### Required action
Only the number is wanted: how many lines in the data contain "JSON"?

******************************

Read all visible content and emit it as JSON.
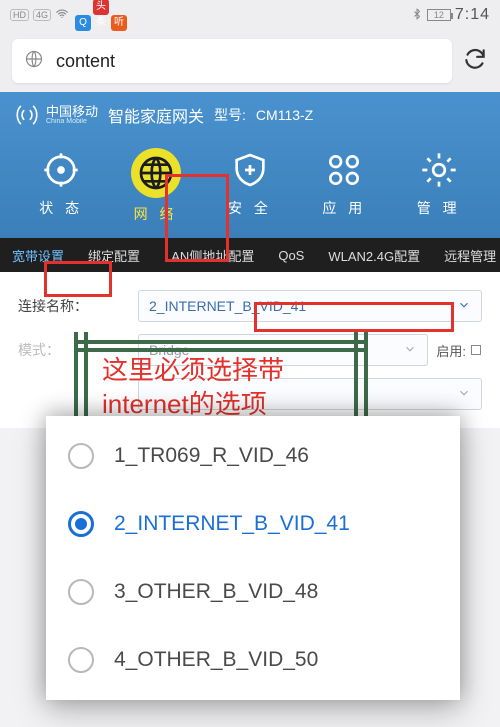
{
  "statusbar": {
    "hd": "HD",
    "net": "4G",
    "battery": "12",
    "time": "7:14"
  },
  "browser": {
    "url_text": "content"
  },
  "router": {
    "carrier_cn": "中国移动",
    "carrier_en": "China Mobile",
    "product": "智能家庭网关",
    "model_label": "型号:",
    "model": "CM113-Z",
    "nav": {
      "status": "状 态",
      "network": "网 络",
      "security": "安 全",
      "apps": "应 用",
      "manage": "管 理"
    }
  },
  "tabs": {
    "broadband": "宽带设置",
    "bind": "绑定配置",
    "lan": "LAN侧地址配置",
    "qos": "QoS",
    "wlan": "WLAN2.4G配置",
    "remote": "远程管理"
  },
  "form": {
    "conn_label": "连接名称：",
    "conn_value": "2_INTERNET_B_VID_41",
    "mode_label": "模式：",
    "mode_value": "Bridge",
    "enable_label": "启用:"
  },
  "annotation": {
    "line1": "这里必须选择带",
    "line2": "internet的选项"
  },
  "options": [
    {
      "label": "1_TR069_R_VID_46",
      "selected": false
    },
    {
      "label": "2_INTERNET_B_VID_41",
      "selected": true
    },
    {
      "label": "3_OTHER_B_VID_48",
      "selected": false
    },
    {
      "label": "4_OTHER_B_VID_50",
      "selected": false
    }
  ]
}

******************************

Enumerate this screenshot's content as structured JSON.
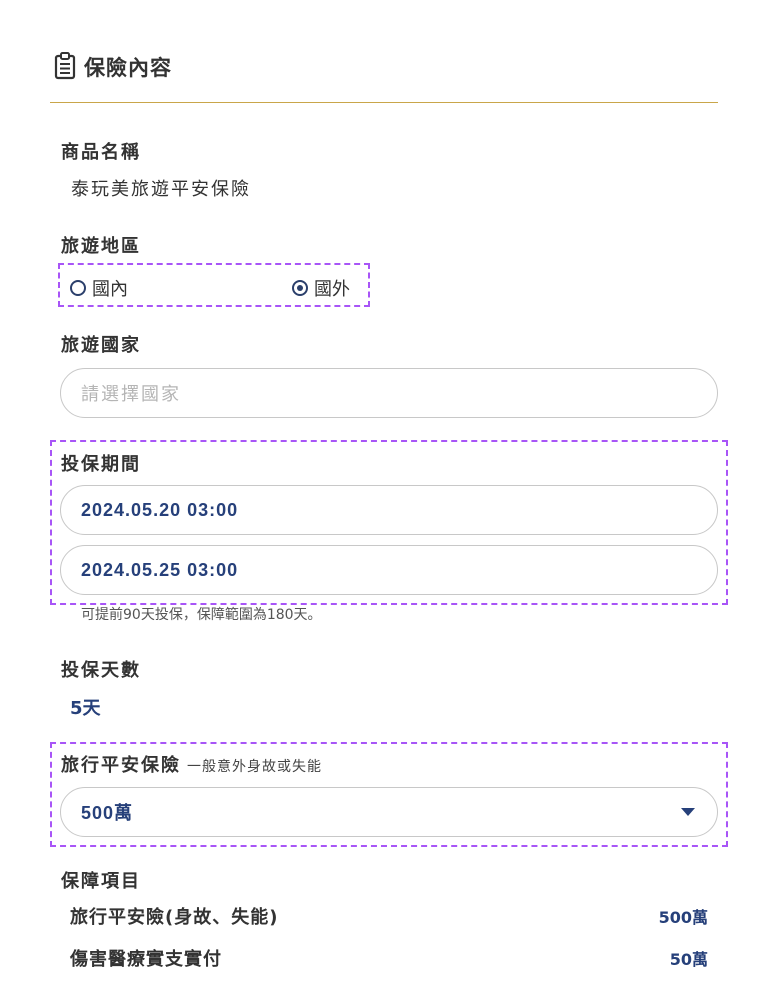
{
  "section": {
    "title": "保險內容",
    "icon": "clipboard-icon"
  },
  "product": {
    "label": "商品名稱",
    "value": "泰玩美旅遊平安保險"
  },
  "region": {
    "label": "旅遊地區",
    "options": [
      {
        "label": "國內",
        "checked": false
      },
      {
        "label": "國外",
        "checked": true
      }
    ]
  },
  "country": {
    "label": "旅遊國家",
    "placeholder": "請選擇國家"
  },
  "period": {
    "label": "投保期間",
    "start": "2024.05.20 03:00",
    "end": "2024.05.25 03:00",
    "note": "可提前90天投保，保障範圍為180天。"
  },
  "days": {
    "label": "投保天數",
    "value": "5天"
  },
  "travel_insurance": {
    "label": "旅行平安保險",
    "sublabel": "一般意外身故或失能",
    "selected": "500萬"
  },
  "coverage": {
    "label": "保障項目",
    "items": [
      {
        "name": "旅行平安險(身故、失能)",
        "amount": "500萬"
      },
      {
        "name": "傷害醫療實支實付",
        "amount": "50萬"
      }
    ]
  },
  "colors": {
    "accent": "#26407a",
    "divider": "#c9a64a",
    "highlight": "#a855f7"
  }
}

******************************

### Your response
2